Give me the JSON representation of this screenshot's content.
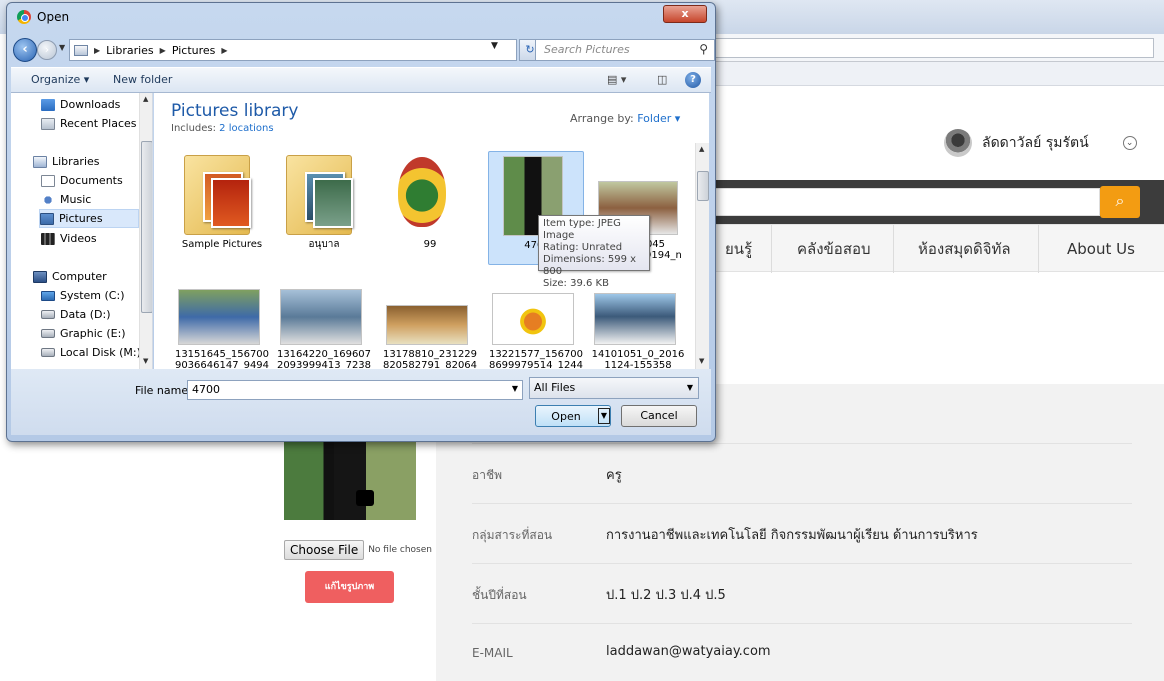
{
  "page": {
    "user_name": "ลัดดาวัลย์ รุมรัตน์",
    "nav": [
      "ยนรู้",
      "คลังข้อสอบ",
      "ห้องสมุดดิจิทัล",
      "About Us"
    ],
    "choose_file_label": "Choose File",
    "no_file_text": "No file chosen",
    "change_photo_label": "แก้ไขรูปภาพ",
    "info": [
      {
        "label": "อาชีพ",
        "value": "ครู"
      },
      {
        "label": "กลุ่มสาระที่สอน",
        "value": "การงานอาชีพและเทคโนโลยี กิจกรรมพัฒนาผู้เรียน ด้านการบริหาร"
      },
      {
        "label": "ชั้นปีที่สอน",
        "value": "ป.1 ป.2 ป.3 ป.4 ป.5"
      },
      {
        "label": "E-MAIL",
        "value": "laddawan@watyaiay.com"
      }
    ]
  },
  "dialog": {
    "title": "Open",
    "close_label": "x",
    "breadcrumb": [
      "Libraries",
      "Pictures"
    ],
    "search_placeholder": "Search Pictures",
    "toolbar": {
      "organize": "Organize",
      "new_folder": "New folder"
    },
    "nav_pane": [
      {
        "label": "Downloads",
        "icon": "downloads-icon"
      },
      {
        "label": "Recent Places",
        "icon": "recent-places-icon"
      },
      {
        "label": "Libraries",
        "icon": "libraries-icon"
      },
      {
        "label": "Documents",
        "icon": "documents-icon"
      },
      {
        "label": "Music",
        "icon": "music-icon"
      },
      {
        "label": "Pictures",
        "icon": "pictures-icon",
        "selected": true
      },
      {
        "label": "Videos",
        "icon": "videos-icon"
      },
      {
        "label": "Computer",
        "icon": "computer-icon"
      },
      {
        "label": "System (C:)",
        "icon": "system-drive-icon"
      },
      {
        "label": "Data (D:)",
        "icon": "drive-icon"
      },
      {
        "label": "Graphic (E:)",
        "icon": "drive-icon"
      },
      {
        "label": "Local Disk (M:)",
        "icon": "drive-icon"
      }
    ],
    "library_title": "Pictures library",
    "includes_label": "Includes:",
    "includes_link": "2 locations",
    "arrange_label": "Arrange by:",
    "arrange_value": "Folder",
    "items": [
      {
        "name": "Sample Pictures",
        "kind": "folder"
      },
      {
        "name": "อนุบาล",
        "kind": "folder"
      },
      {
        "name": "99",
        "kind": "image"
      },
      {
        "name": "4700",
        "kind": "image",
        "selected": true
      },
      {
        "name": "8909 1045 074322439194_n",
        "kind": "image"
      },
      {
        "name": "13151645_156700 9036646147_9494",
        "kind": "image"
      },
      {
        "name": "13164220_169607 2093999413_7238",
        "kind": "image"
      },
      {
        "name": "13178810_231229 820582791_82064",
        "kind": "image"
      },
      {
        "name": "13221577_156700 8699979514_1244",
        "kind": "image"
      },
      {
        "name": "14101051_0_2016 1124-155358",
        "kind": "image"
      }
    ],
    "tooltip": [
      "Item type: JPEG Image",
      "Rating: Unrated",
      "Dimensions: 599 x 800",
      "Size: 39.6 KB"
    ],
    "file_name_label": "File name:",
    "file_name_value": "4700",
    "filter_value": "All Files",
    "open_label": "Open",
    "cancel_label": "Cancel"
  }
}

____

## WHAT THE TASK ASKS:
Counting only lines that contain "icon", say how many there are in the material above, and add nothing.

## WORKED SOLUTION:
12